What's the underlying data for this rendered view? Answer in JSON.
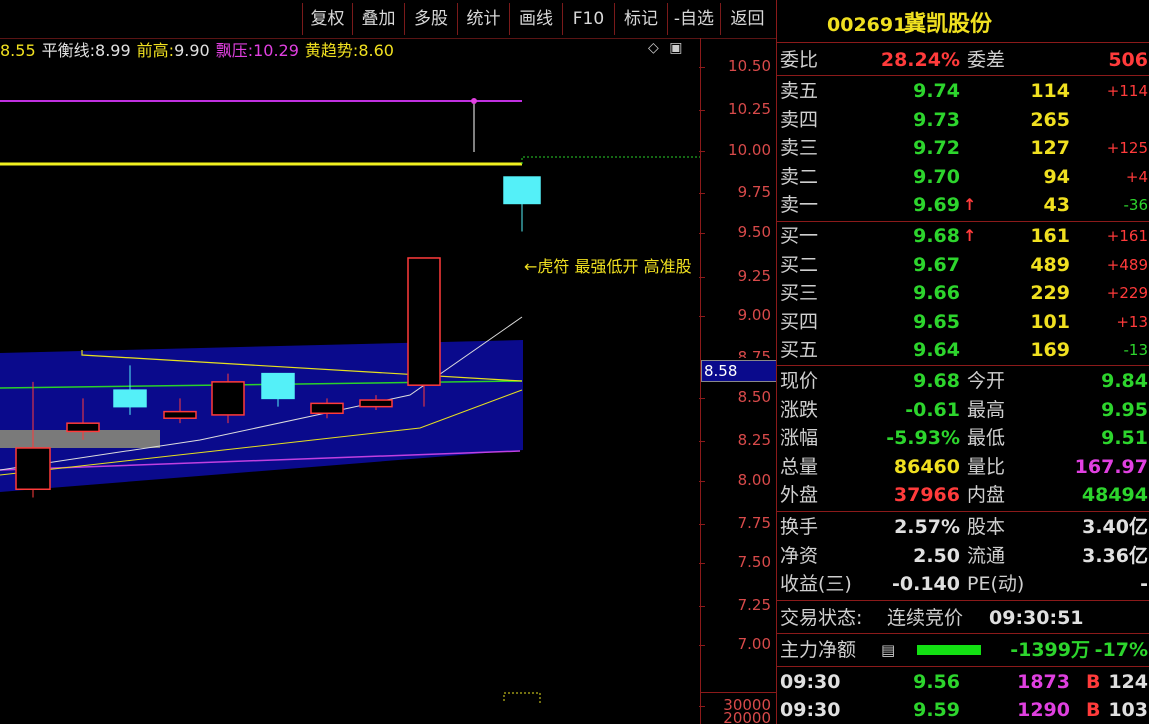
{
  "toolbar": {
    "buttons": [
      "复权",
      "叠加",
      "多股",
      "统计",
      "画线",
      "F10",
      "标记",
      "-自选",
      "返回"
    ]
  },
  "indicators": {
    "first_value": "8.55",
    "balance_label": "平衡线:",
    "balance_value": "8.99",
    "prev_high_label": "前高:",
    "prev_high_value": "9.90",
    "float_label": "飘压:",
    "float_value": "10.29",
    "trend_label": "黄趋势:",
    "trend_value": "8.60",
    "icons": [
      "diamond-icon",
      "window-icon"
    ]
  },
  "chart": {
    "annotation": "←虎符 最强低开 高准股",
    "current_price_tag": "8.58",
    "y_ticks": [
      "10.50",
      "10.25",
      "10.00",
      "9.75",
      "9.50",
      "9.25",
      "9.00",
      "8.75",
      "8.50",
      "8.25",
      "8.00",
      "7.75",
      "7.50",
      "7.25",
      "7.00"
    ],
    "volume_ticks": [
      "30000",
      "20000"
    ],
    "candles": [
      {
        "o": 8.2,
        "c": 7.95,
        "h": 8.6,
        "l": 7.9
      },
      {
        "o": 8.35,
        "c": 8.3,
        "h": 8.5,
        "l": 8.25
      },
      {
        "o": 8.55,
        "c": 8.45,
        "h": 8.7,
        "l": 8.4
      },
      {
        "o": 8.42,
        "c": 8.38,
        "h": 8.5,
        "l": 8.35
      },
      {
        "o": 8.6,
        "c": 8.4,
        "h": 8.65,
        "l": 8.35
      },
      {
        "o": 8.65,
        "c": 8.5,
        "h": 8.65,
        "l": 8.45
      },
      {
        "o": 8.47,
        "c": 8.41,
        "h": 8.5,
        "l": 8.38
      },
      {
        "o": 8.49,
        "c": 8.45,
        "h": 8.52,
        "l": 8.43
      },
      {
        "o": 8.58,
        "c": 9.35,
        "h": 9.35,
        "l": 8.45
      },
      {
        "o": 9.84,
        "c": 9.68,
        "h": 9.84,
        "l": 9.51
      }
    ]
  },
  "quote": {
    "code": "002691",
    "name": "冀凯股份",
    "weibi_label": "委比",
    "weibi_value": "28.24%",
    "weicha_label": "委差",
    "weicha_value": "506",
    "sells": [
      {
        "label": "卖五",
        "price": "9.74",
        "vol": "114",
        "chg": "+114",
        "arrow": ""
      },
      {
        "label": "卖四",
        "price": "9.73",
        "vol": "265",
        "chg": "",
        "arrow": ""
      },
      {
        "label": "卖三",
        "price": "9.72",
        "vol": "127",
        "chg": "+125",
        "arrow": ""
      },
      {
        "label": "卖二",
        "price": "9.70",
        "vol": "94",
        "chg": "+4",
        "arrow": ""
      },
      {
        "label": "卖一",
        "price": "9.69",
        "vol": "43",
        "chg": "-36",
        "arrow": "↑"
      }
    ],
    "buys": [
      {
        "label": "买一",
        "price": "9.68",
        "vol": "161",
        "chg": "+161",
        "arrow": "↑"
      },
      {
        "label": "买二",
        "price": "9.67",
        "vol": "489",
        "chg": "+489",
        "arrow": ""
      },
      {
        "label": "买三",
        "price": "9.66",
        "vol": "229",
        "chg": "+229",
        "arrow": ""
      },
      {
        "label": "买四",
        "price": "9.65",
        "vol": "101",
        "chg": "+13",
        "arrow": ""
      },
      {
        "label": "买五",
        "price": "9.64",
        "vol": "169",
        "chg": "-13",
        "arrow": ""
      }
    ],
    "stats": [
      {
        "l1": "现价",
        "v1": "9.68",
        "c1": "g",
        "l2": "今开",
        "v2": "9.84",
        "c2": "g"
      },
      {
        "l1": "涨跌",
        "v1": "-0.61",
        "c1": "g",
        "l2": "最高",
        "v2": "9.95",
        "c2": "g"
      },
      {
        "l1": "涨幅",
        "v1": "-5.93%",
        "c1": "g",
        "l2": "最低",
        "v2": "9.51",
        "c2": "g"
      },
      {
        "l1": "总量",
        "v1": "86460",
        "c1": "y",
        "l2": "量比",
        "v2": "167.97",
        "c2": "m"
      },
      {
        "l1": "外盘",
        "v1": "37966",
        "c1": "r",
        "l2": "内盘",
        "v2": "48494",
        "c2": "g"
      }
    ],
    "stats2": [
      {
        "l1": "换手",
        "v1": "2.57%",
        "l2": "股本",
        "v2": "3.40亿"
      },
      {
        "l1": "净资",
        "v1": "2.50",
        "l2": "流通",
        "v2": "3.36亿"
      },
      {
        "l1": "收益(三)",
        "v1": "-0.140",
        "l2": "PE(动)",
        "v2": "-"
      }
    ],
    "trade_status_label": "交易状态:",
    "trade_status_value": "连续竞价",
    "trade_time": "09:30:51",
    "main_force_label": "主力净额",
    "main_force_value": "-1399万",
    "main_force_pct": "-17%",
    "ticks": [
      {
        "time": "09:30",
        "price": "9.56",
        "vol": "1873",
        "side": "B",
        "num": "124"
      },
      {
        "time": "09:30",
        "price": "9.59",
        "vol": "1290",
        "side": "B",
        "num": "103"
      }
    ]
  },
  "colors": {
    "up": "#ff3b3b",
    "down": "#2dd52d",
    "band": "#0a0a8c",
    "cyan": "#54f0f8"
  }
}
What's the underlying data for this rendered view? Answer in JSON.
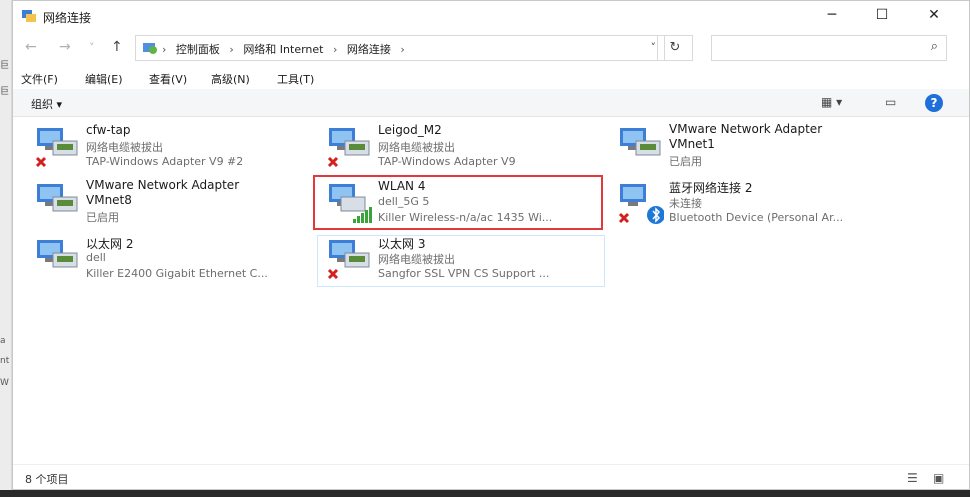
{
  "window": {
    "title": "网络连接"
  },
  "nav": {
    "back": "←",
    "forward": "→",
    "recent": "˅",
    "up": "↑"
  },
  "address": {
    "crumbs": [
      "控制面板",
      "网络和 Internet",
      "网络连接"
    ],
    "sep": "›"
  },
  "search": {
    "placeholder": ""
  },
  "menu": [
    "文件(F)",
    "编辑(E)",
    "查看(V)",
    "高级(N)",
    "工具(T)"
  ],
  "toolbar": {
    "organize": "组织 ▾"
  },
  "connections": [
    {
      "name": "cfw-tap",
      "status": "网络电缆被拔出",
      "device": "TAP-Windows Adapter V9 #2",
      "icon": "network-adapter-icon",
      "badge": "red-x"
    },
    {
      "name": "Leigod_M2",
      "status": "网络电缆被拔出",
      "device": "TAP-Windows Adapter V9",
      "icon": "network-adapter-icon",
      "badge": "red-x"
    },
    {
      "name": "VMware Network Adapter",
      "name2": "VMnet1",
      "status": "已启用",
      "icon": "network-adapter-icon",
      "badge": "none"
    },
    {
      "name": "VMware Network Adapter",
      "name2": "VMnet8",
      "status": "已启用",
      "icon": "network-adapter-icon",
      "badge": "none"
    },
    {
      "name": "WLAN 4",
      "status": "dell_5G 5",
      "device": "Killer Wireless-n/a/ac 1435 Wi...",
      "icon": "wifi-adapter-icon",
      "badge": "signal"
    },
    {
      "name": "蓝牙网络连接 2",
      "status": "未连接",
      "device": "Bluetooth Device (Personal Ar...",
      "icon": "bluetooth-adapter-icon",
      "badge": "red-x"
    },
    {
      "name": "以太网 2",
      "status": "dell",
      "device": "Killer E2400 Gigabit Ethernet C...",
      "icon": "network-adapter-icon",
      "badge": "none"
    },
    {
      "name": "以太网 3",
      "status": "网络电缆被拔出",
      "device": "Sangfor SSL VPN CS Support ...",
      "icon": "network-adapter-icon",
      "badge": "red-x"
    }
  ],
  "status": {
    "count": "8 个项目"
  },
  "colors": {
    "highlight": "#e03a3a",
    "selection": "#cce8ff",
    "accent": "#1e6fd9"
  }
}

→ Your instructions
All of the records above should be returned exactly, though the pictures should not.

→ Answer to this exercise
What's the underlying data for this rendered view? Answer in JSON.
{
  "toolbar": {
    "buttons": [
      "复权",
      "叠加",
      "多股",
      "统计",
      "画线",
      "F10",
      "标记",
      "-自选",
      "返回"
    ]
  },
  "indicators": {
    "first_value": "8.55",
    "balance_label": "平衡线:",
    "balance_value": "8.99",
    "prev_high_label": "前高:",
    "prev_high_value": "9.90",
    "float_label": "飘压:",
    "float_value": "10.29",
    "trend_label": "黄趋势:",
    "trend_value": "8.60",
    "icons": [
      "diamond-icon",
      "window-icon"
    ]
  },
  "chart": {
    "annotation": "←虎符 最强低开 高准股",
    "current_price_tag": "8.58",
    "y_ticks": [
      "10.50",
      "10.25",
      "10.00",
      "9.75",
      "9.50",
      "9.25",
      "9.00",
      "8.75",
      "8.50",
      "8.25",
      "8.00",
      "7.75",
      "7.50",
      "7.25",
      "7.00"
    ],
    "volume_ticks": [
      "30000",
      "20000"
    ],
    "candles": [
      {
        "o": 8.2,
        "c": 7.95,
        "h": 8.6,
        "l": 7.9
      },
      {
        "o": 8.35,
        "c": 8.3,
        "h": 8.5,
        "l": 8.25
      },
      {
        "o": 8.55,
        "c": 8.45,
        "h": 8.7,
        "l": 8.4
      },
      {
        "o": 8.42,
        "c": 8.38,
        "h": 8.5,
        "l": 8.35
      },
      {
        "o": 8.6,
        "c": 8.4,
        "h": 8.65,
        "l": 8.35
      },
      {
        "o": 8.65,
        "c": 8.5,
        "h": 8.65,
        "l": 8.45
      },
      {
        "o": 8.47,
        "c": 8.41,
        "h": 8.5,
        "l": 8.38
      },
      {
        "o": 8.49,
        "c": 8.45,
        "h": 8.52,
        "l": 8.43
      },
      {
        "o": 8.58,
        "c": 9.35,
        "h": 9.35,
        "l": 8.45
      },
      {
        "o": 9.84,
        "c": 9.68,
        "h": 9.84,
        "l": 9.51
      }
    ]
  },
  "quote": {
    "code": "002691",
    "name": "冀凯股份",
    "weibi_label": "委比",
    "weibi_value": "28.24%",
    "weicha_label": "委差",
    "weicha_value": "506",
    "sells": [
      {
        "label": "卖五",
        "price": "9.74",
        "vol": "114",
        "chg": "+114",
        "arrow": ""
      },
      {
        "label": "卖四",
        "price": "9.73",
        "vol": "265",
        "chg": "",
        "arrow": ""
      },
      {
        "label": "卖三",
        "price": "9.72",
        "vol": "127",
        "chg": "+125",
        "arrow": ""
      },
      {
        "label": "卖二",
        "price": "9.70",
        "vol": "94",
        "chg": "+4",
        "arrow": ""
      },
      {
        "label": "卖一",
        "price": "9.69",
        "vol": "43",
        "chg": "-36",
        "arrow": "↑"
      }
    ],
    "buys": [
      {
        "label": "买一",
        "price": "9.68",
        "vol": "161",
        "chg": "+161",
        "arrow": "↑"
      },
      {
        "label": "买二",
        "price": "9.67",
        "vol": "489",
        "chg": "+489",
        "arrow": ""
      },
      {
        "label": "买三",
        "price": "9.66",
        "vol": "229",
        "chg": "+229",
        "arrow": ""
      },
      {
        "label": "买四",
        "price": "9.65",
        "vol": "101",
        "chg": "+13",
        "arrow": ""
      },
      {
        "label": "买五",
        "price": "9.64",
        "vol": "169",
        "chg": "-13",
        "arrow": ""
      }
    ],
    "stats": [
      {
        "l1": "现价",
        "v1": "9.68",
        "c1": "g",
        "l2": "今开",
        "v2": "9.84",
        "c2": "g"
      },
      {
        "l1": "涨跌",
        "v1": "-0.61",
        "c1": "g",
        "l2": "最高",
        "v2": "9.95",
        "c2": "g"
      },
      {
        "l1": "涨幅",
        "v1": "-5.93%",
        "c1": "g",
        "l2": "最低",
        "v2": "9.51",
        "c2": "g"
      },
      {
        "l1": "总量",
        "v1": "86460",
        "c1": "y",
        "l2": "量比",
        "v2": "167.97",
        "c2": "m"
      },
      {
        "l1": "外盘",
        "v1": "37966",
        "c1": "r",
        "l2": "内盘",
        "v2": "48494",
        "c2": "g"
      }
    ],
    "stats2": [
      {
        "l1": "换手",
        "v1": "2.57%",
        "l2": "股本",
        "v2": "3.40亿"
      },
      {
        "l1": "净资",
        "v1": "2.50",
        "l2": "流通",
        "v2": "3.36亿"
      },
      {
        "l1": "收益(三)",
        "v1": "-0.140",
        "l2": "PE(动)",
        "v2": "-"
      }
    ],
    "trade_status_label": "交易状态:",
    "trade_status_value": "连续竞价",
    "trade_time": "09:30:51",
    "main_force_label": "主力净额",
    "main_force_value": "-1399万",
    "main_force_pct": "-17%",
    "ticks": [
      {
        "time": "09:30",
        "price": "9.56",
        "vol": "1873",
        "side": "B",
        "num": "124"
      },
      {
        "time": "09:30",
        "price": "9.59",
        "vol": "1290",
        "side": "B",
        "num": "103"
      }
    ]
  },
  "colors": {
    "up": "#ff3b3b",
    "down": "#2dd52d",
    "band": "#0a0a8c",
    "cyan": "#54f0f8"
  }
}
What's the underlying data for this rendered view? Answer in JSON.
{
  "window": {
    "title": "网络连接"
  },
  "nav": {
    "back": "←",
    "forward": "→",
    "recent": "˅",
    "up": "↑"
  },
  "address": {
    "crumbs": [
      "控制面板",
      "网络和 Internet",
      "网络连接"
    ],
    "sep": "›"
  },
  "search": {
    "placeholder": ""
  },
  "menu": [
    "文件(F)",
    "编辑(E)",
    "查看(V)",
    "高级(N)",
    "工具(T)"
  ],
  "toolbar": {
    "organize": "组织 ▾"
  },
  "connections": [
    {
      "name": "cfw-tap",
      "status": "网络电缆被拔出",
      "device": "TAP-Windows Adapter V9 #2",
      "icon": "network-adapter-icon",
      "badge": "red-x"
    },
    {
      "name": "Leigod_M2",
      "status": "网络电缆被拔出",
      "device": "TAP-Windows Adapter V9",
      "icon": "network-adapter-icon",
      "badge": "red-x"
    },
    {
      "name": "VMware Network Adapter",
      "name2": "VMnet1",
      "status": "已启用",
      "icon": "network-adapter-icon",
      "badge": "none"
    },
    {
      "name": "VMware Network Adapter",
      "name2": "VMnet8",
      "status": "已启用",
      "icon": "network-adapter-icon",
      "badge": "none"
    },
    {
      "name": "WLAN 4",
      "status": "dell_5G 5",
      "device": "Killer Wireless-n/a/ac 1435 Wi...",
      "icon": "wifi-adapter-icon",
      "badge": "signal"
    },
    {
      "name": "蓝牙网络连接 2",
      "status": "未连接",
      "device": "Bluetooth Device (Personal Ar...",
      "icon": "bluetooth-adapter-icon",
      "badge": "red-x"
    },
    {
      "name": "以太网 2",
      "status": "dell",
      "device": "Killer E2400 Gigabit Ethernet C...",
      "icon": "network-adapter-icon",
      "badge": "none"
    },
    {
      "name": "以太网 3",
      "status": "网络电缆被拔出",
      "device": "Sangfor SSL VPN CS Support ...",
      "icon": "network-adapter-icon",
      "badge": "red-x"
    }
  ],
  "status": {
    "count": "8 个项目"
  },
  "colors": {
    "highlight": "#e03a3a",
    "selection": "#cce8ff",
    "accent": "#1e6fd9"
  }
}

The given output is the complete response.